Exercise \(\PageIndex{6}\)
The estimated value of the intercept is 36.21, and one might be tempted to make some interpretation of this coefficient, such as, it is the model's predicted price when each of the variables take value zero: the game is used, the primary image is not a stock photo, the auction duration is zero days, and there are no wheels included. Is there any value gained by making this interpretation?
Solution
Three of the variables (cond new, stock photo, and wheels) do take value 0, but the auction duration is always one or more days. If the auction is not up for any days, then no one can bid on it! That means the total auction price would always be zero for such an auction; the interpretation of the intercept in this setting is not insightful.
Adjusted R^{2} as a better estimate of explained variance
We first used R^{2} in Section 7.2 to determine the amount of variability in the response that was explained by the model:
\[R^2 = 1  \dfrac {\text {variability in residuals}}{\text {variability in the outcome}} = 1  \dfrac {V ar(e_i)}{V ar(y_i)}\]
where \(e_i\) represents the residuals of the model and yi the outcomes. This equation remains valid in the multiple regression framework, but a small enhancement can often be even more informative.
Exercise \(\PageIndex{7}\)
The variance of the residuals for the model given in Exercise 8.7 is 23.34, and the variance of the total price in all the auctions is 83.06. Calculate \(R^2\) for this model.
Solution
\(R^2 = 1  \dfrac {23.34}{83.06} = 0.719\).
This strategy for estimating \(R^2\) is acceptable when there is just a single variable. However, it becomes less helpful when there are many variables. The regular \(R^2\) is actually a biased estimate of the amount of variability explained by the model. To get a better estimate, we use the adjusted \(R^2\).
Adjusted \(R^2\) as a tool for model assessment
The adjusted \(R^2\) is computed as
\[R^2_{adj} = 1  \dfrac {\dfrac {V ar(e_i)}{(n  k  1)}}{\dfrac {V ar(y_i)}{(n  1)}} = 1  \dfrac {V ar(e_i)}{V ar(y_i)} \times \dfrac {n  1}{n  k  1}\]
where n is the number of cases used to fit the model and \(k\) is the number of predictor variables in the model.
Because k is never negative, the adjusted \(R^2\) will be smaller  often times just a little smaller  than the unadjusted \(R^2\). The reasoning behind the adjusted \(R^2\) lies in the degrees of freedom associated with each variance.
In multiple regression, the degrees of freedom associated with the variance of the estimate of the residuals is n  k  1, not n  1. For instance, if we were to make predictions for new data using our current model, we would nd that the unadjusted R^{2} is an overly optimistic estimate of the reduction in variance in the response, and using the degrees of freedom in the adjusted R^{2} formula helps correct this bias.

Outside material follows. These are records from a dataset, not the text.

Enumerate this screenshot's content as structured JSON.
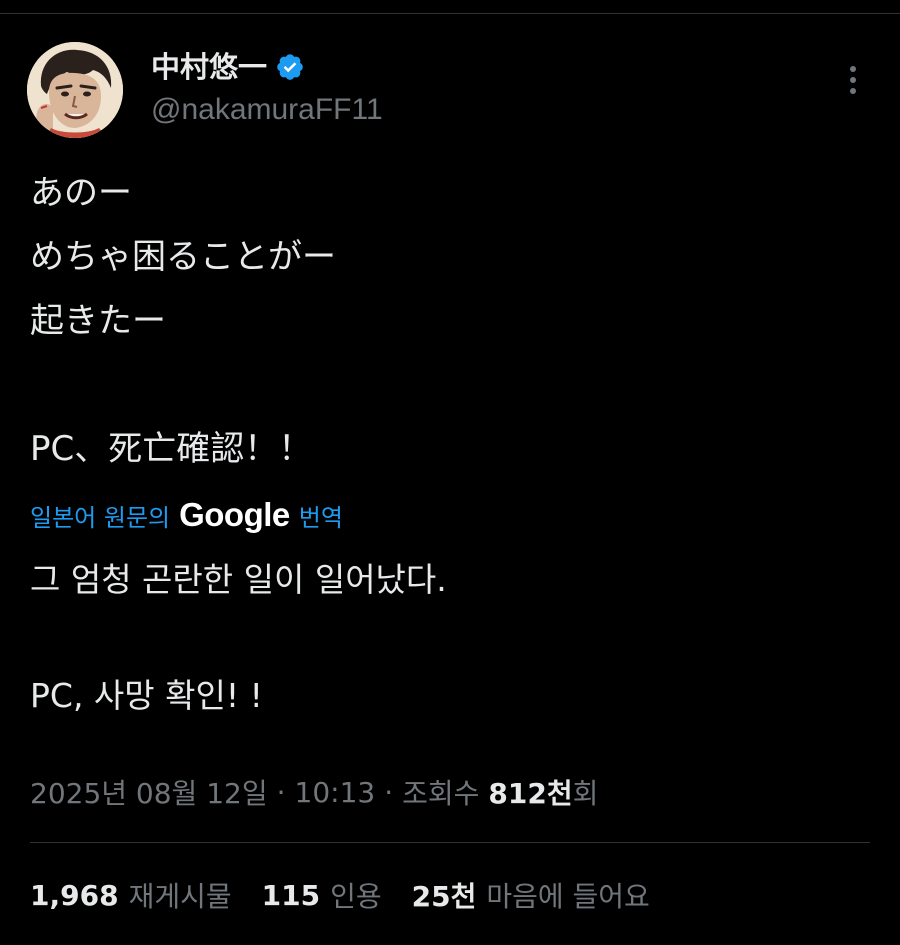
{
  "author": {
    "display_name": "中村悠一",
    "handle": "@nakamuraFF11",
    "verified_badge_icon": "verified-check-icon",
    "verified_color": "#1d9bf0"
  },
  "menu": {
    "more_icon": "more-vertical-icon"
  },
  "tweet": {
    "text": "あのー\nめちゃ困ることがー\n起きたー\n\nPC、死亡確認！！"
  },
  "translation": {
    "prefix": "일본어 원문의",
    "provider": "Google",
    "suffix": "번역",
    "link_color": "#1d9bf0",
    "text": "그 엄청 곤란한 일이 일어났다.\n\nPC, 사망 확인! !"
  },
  "meta": {
    "date": "2025년 08월 12일",
    "separator": "·",
    "time": "10:13",
    "views_prefix": "조회수",
    "views_count": "812천",
    "views_suffix": "회"
  },
  "stats": {
    "reposts_count": "1,968",
    "reposts_label": "재게시물",
    "quotes_count": "115",
    "quotes_label": "인용",
    "likes_count": "25천",
    "likes_label": "마음에 들어요"
  },
  "colors": {
    "background": "#000000",
    "text_primary": "#e7e9ea",
    "text_secondary": "#71767b",
    "divider": "#2f3336"
  }
}
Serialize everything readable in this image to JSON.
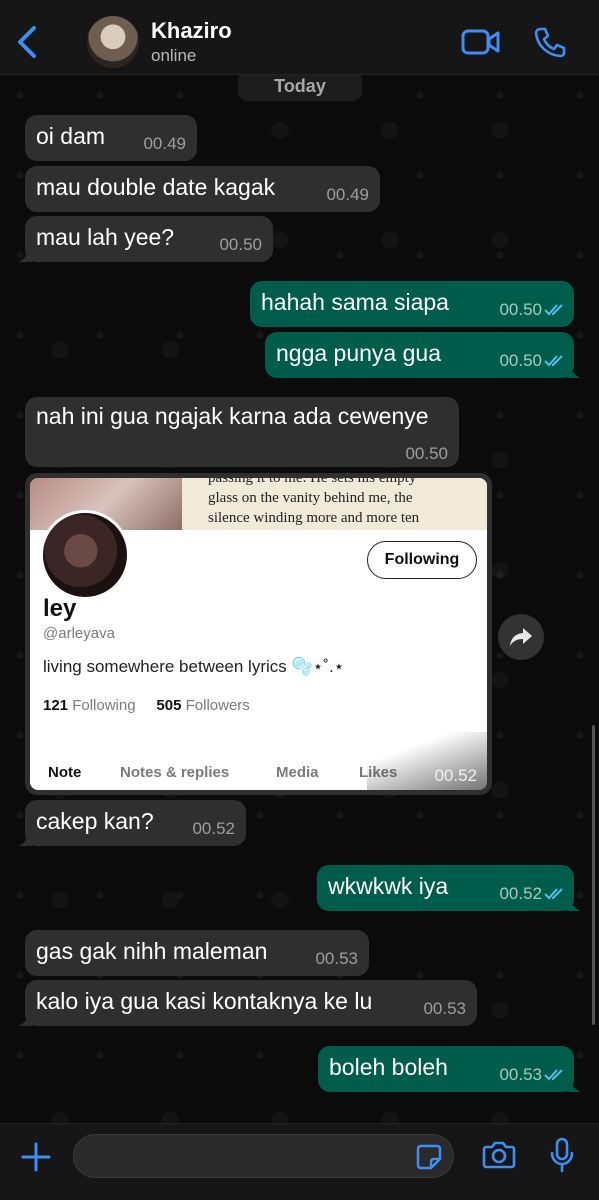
{
  "header": {
    "contact_name": "Khaziro",
    "status": "online"
  },
  "chat": {
    "day_label": "Today",
    "messages": [
      {
        "dir": "in",
        "text": "oi dam",
        "time": "00.49"
      },
      {
        "dir": "in",
        "text": "mau double date kagak",
        "time": "00.49"
      },
      {
        "dir": "in",
        "text": "mau lah yee?",
        "time": "00.50"
      },
      {
        "dir": "out",
        "text": "hahah sama siapa",
        "time": "00.50"
      },
      {
        "dir": "out",
        "text": "ngga punya gua",
        "time": "00.50"
      },
      {
        "dir": "in",
        "text": "nah ini gua ngajak karna ada cewenye",
        "time": "00.50"
      },
      {
        "dir": "in",
        "text": "cakep kan?",
        "time": "00.52"
      },
      {
        "dir": "out",
        "text": "wkwkwk iya",
        "time": "00.52"
      },
      {
        "dir": "in",
        "text": "gas gak nihh maleman",
        "time": "00.53"
      },
      {
        "dir": "in",
        "text": "kalo iya gua kasi kontaknya ke lu",
        "time": "00.53"
      },
      {
        "dir": "out",
        "text": "boleh boleh",
        "time": "00.53"
      }
    ],
    "image_message": {
      "time": "00.52",
      "banner_text": [
        "passing it to me. He sets his empty",
        "glass on the vanity behind me, the",
        "silence winding more and more ten"
      ],
      "profile": {
        "follow_label": "Following",
        "name": "ley",
        "handle": "@arleyava",
        "bio": "living somewhere between lyrics 🫧⋆˚.⋆",
        "following_count": "121",
        "following_label": "Following",
        "followers_count": "505",
        "followers_label": "Followers",
        "tabs": [
          "Note",
          "Notes & replies",
          "Media",
          "Likes"
        ]
      }
    }
  },
  "colors": {
    "incoming_bubble": "#2f2f2f",
    "outgoing_bubble": "#005c4b",
    "accent_blue": "#3d8ef5",
    "read_ticks": "#53bdeb"
  }
}
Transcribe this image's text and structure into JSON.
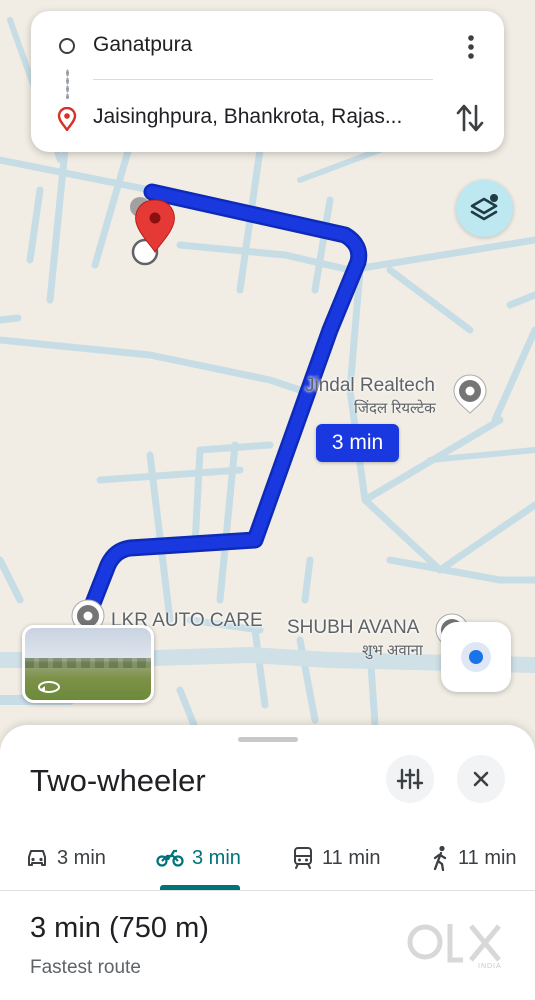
{
  "search": {
    "origin": "Ganatpura",
    "destination": "Jaisinghpura, Bhankrota, Rajas..."
  },
  "map": {
    "eta_label": "3 min",
    "pois": [
      {
        "name": "Jindal Realtech",
        "subtitle": "जिंदल रियल्टेक"
      },
      {
        "name": "LKR AUTO CARE"
      },
      {
        "name": "SHUBH AVANA",
        "subtitle": "शुभ अवाना"
      }
    ],
    "colors": {
      "route": "#1a38e0",
      "destination_pin": "#d93025",
      "background": "#f1ede4",
      "roads": "#c7dde6"
    }
  },
  "sheet": {
    "title": "Two-wheeler",
    "modes": [
      {
        "icon": "car-icon",
        "label": "3 min"
      },
      {
        "icon": "motorcycle-icon",
        "label": "3 min",
        "active": true
      },
      {
        "icon": "transit-icon",
        "label": "11 min"
      },
      {
        "icon": "walk-icon",
        "label": "11 min"
      }
    ],
    "route_summary": "3 min (750 m)",
    "route_description": "Fastest route",
    "accent": "#00737a"
  },
  "watermark": {
    "text": "OLX",
    "sub": "INDIA"
  }
}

Exercise \(\PageIndex{8}\)
There were n = 141 auctions in the mario_kart data set and k = 4 predictor variables in the model. Use n, k, and the variances from Exercise 8.10 to calculate \(R^2_{adj}\) for the Mario Kart model.^{9}
Solution

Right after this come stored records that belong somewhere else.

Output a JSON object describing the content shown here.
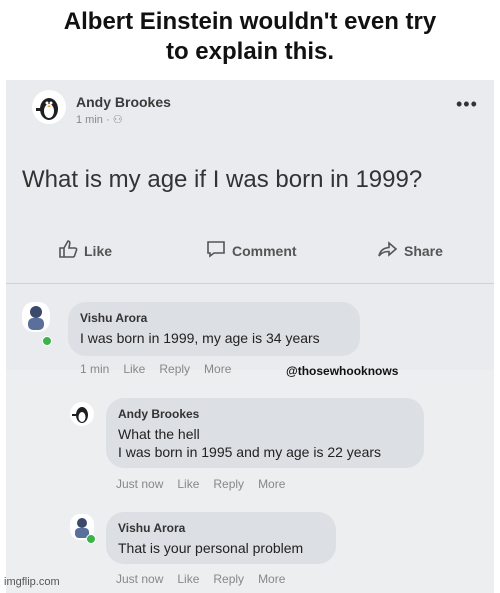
{
  "caption": {
    "line1": "Albert Einstein wouldn't even try",
    "line2": "to explain this."
  },
  "post": {
    "author": "Andy Brookes",
    "time": "1 min · ",
    "text": "What is my age if I was born in 1999?",
    "actions": {
      "like": "Like",
      "comment": "Comment",
      "share": "Share"
    }
  },
  "comments": [
    {
      "author": "Vishu Arora",
      "text": "I was born in 1999, my age is 34 years",
      "meta": [
        "1 min",
        "Like",
        "Reply",
        "More"
      ]
    },
    {
      "author": "Andy Brookes",
      "line1": "What the hell",
      "line2": "I was born in 1995 and my age is 22 years",
      "meta": [
        "Just now",
        "Like",
        "Reply",
        "More"
      ]
    },
    {
      "author": "Vishu Arora",
      "text": "That is your personal problem",
      "meta": [
        "Just now",
        "Like",
        "Reply",
        "More"
      ]
    }
  ],
  "watermark": "@thosewhooknows",
  "imgflip": "imgflip.com",
  "icons": [
    "penguin-avatar-icon",
    "user-avatar-icon",
    "thumbs-up-icon",
    "comment-icon",
    "share-icon",
    "more-icon",
    "friends-icon"
  ],
  "colors": {
    "online": "#3bb34a",
    "bubble": "#dcdfe3",
    "post_bg": "#e9ebee"
  }
}
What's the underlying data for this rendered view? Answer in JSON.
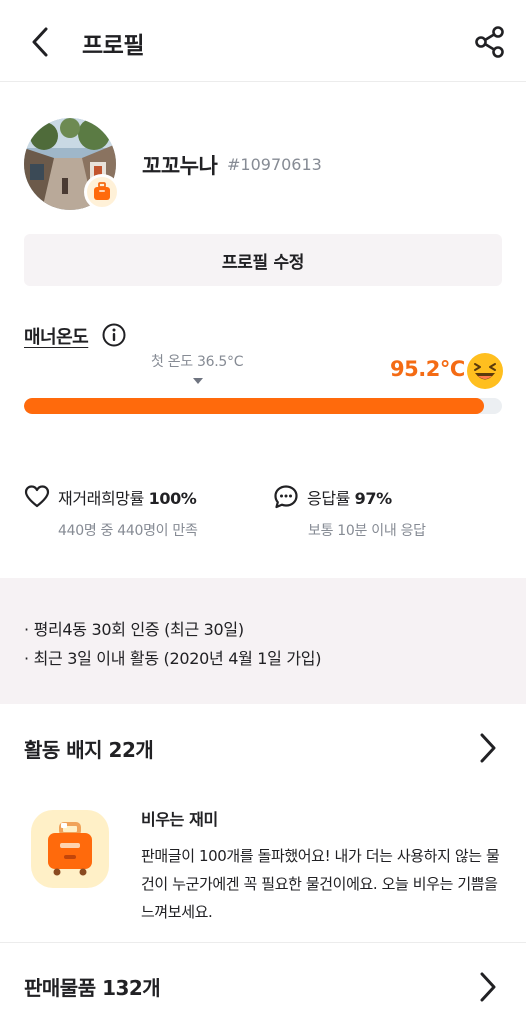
{
  "header": {
    "title": "프로필",
    "back_icon": "chevron-left-icon",
    "share_icon": "share-icon"
  },
  "profile": {
    "nickname": "꼬꼬누나",
    "user_id": "#10970613",
    "badge_icon": "suitcase-icon",
    "edit_button_label": "프로필 수정"
  },
  "manner": {
    "label": "매너온도",
    "info_icon": "info-icon",
    "first_temp_label": "첫 온도 36.5°C",
    "current_temp": "95.2°C",
    "temp_value": 95.2,
    "temp_fill_fraction": 0.963,
    "face_icon": "laughing-face-icon",
    "accent_color": "#ff6a0c"
  },
  "stats": [
    {
      "icon": "heart-icon",
      "label": "재거래희망률",
      "value": "100%",
      "sub": "440명 중 440명이 만족"
    },
    {
      "icon": "chat-bubble-icon",
      "label": "응답률",
      "value": "97%",
      "sub": "보통 10분 이내 응답"
    }
  ],
  "info_box": {
    "lines": [
      "· 평리4동 30회 인증 (최근 30일)",
      "· 최근 3일 이내 활동 (2020년 4월 1일 가입)"
    ]
  },
  "badges": {
    "title": "활동 배지 22개",
    "featured": {
      "icon": "suitcase-icon",
      "name": "비우는 재미",
      "description": "판매글이 100개를 돌파했어요! 내가 더는 사용하지 않는 물건이 누군가에겐 꼭 필요한 물건이에요. 오늘 비우는 기쁨을 느껴보세요."
    }
  },
  "sales": {
    "title": "판매물품 132개"
  }
}
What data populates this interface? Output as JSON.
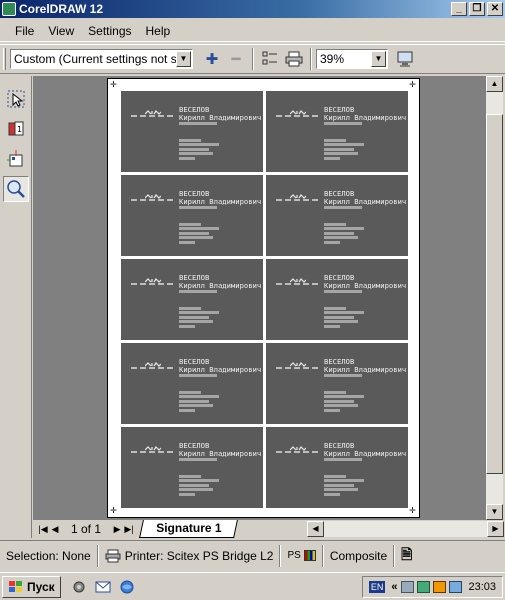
{
  "window": {
    "title": "CorelDRAW 12",
    "controls": [
      "_",
      "❐",
      "✕"
    ]
  },
  "menu": {
    "items": [
      "File",
      "View",
      "Settings",
      "Help"
    ]
  },
  "toolbar": {
    "preset_value": "Custom (Current settings not s...",
    "zoom_value": "39%"
  },
  "card": {
    "surname": "ВЕСЕЛОВ",
    "fullname": "Кирилл Владимирович"
  },
  "nav": {
    "page_indicator": "1 of 1",
    "tab_label": "Signature 1"
  },
  "status": {
    "selection": "Selection: None",
    "printer": "Printer: Scitex PS Bridge L2",
    "ps_label": "PS",
    "composite": "Composite"
  },
  "taskbar": {
    "start_label": "Пуск",
    "lang": "EN",
    "clock": "23:03"
  },
  "colors": {
    "card_fill": "#5a5a5a",
    "title_blue": "#0a246a"
  }
}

\(R^2_{adj} = 1  \frac {23.34}{83.06} \times \frac {141 1}{141 4  1} = 0.711\).
Exercise \(\PageIndex{9}\)
Suppose you added another predictor to the model, but the variance of the errors \(V ar(e_i)\) didn't go down. What would happen to the \(R^2\)? What would happen to the adjusted \(R^2\)?
Solution
The unadjusted \(R^2\) would stay the same and the adjusted \(R^2\) would go down.
Contributors
David M Diez (Google/YouTube), Christopher D Barr (Harvard School of Public Health), Mine ÇetinkayaRundel (Duke University)